December Physics Discovery Days!
- Category: Department News
- Published: Wednesday, December 21 2022 00:01
On Saturday, December 10th, local elementary and middle school students participated in Physics Superspies, a Physics Discovery Day outreach event on Waves and Satellites. Outreach Coordinator Angel Torres kicked off the program with a series of captivating demonstrations that had students energized! The demonstration show was designed to prepare students for a fun series of hands-on activities that further demonstrated the properties of the electromagnetic spectrum and how scientists use different wavelengths to study the universe. Thanks to the expertise of physics majors Jade LeShack, Lincoln Doney, Wenxi Wu, David Bour and Bergen Dahl, the attendees learned new concepts as they completed their Discovery Day physics passport at each activity station. Undergraduate volunteers were able to utilize their knowledge beyond the classroom to answer questions from inquisitive participants.
Attending parents enjoyed the program and were appreciative of the activities. One parent stated, “My son is a huge physics and math fan. He had a great day learning through fun interactive demonstrations. Thanks for having such a cool event!” Activity stations included simulating the launch of a satellite into orbit using stomp rockets, creating waves across the visible spectrum with Slinkys, and understanding the effects of magnetic fields on satellites through iron filings and magnets.
This Discovery Days program was developed by Outreach Coordinator Angel Torres and Director of Education Donna Hammer. New to the program, a collection of “miniature galaxies” in bottles using colored Jell-O and tiny pieces of candy was developed by Torres. By using specific colored filters, attendees were able to reveal the galaxy insideof an opaque bottle (universe). These galaxies allowed students to personally engage with using different wavelengths, through light filters, to see all the features of a galaxy. In order to demonstrate the curvature of spacetime, Hammer designed a model of personal spacetime hoops. Each participant was able to simulate satellites orbiting a celestial body using metal spheres and marbles. Students increased the number of “satellites” until they created a solar system.
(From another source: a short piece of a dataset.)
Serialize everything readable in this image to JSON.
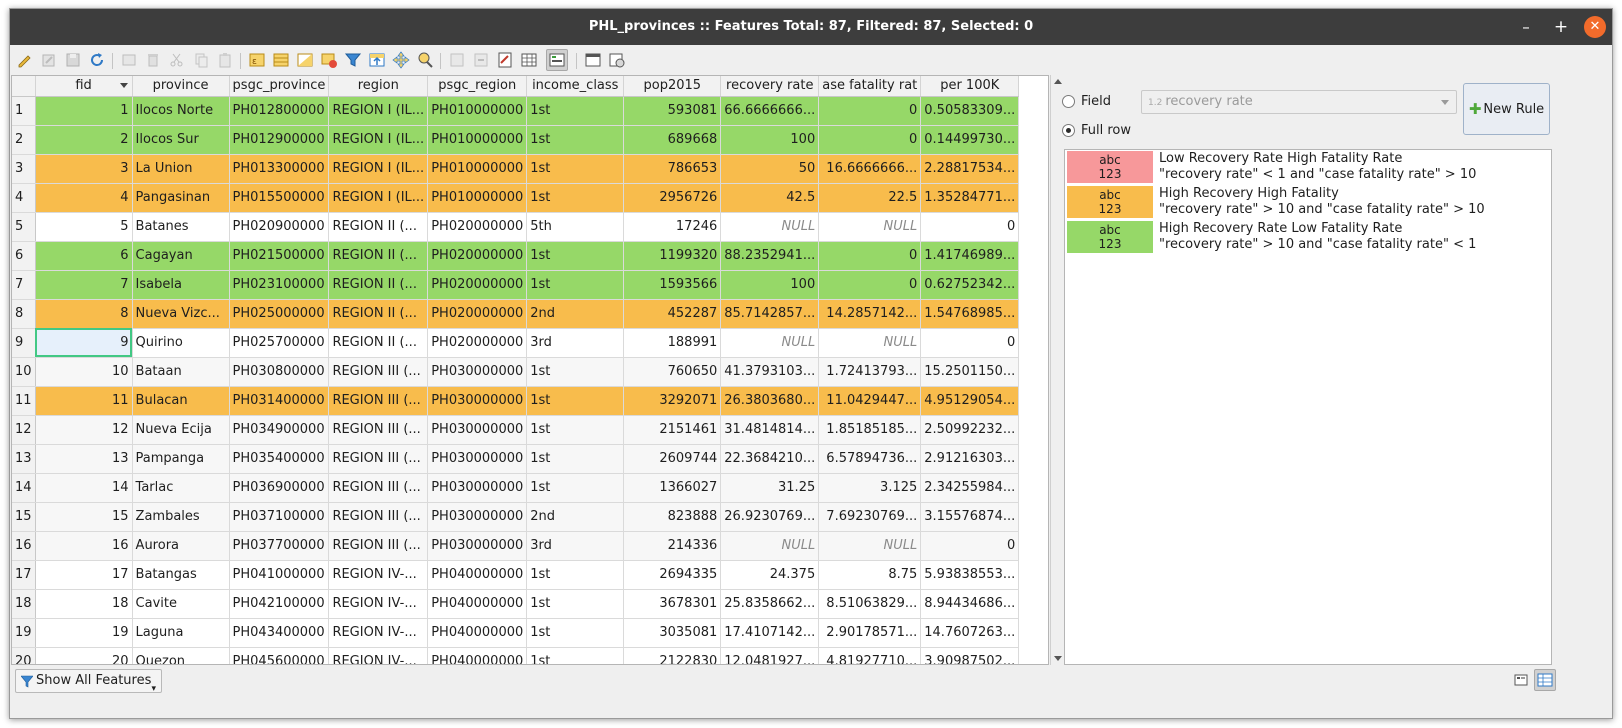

The Physics Outreach Team is excited to host more events this Spring. Discovery Days are geared toward upper-elementary school students and are complemented by Physics is Phun for high school audiences. To stay informed on future Discovery Days and upcoming outreach events, visit our outreach page and join our mailing list.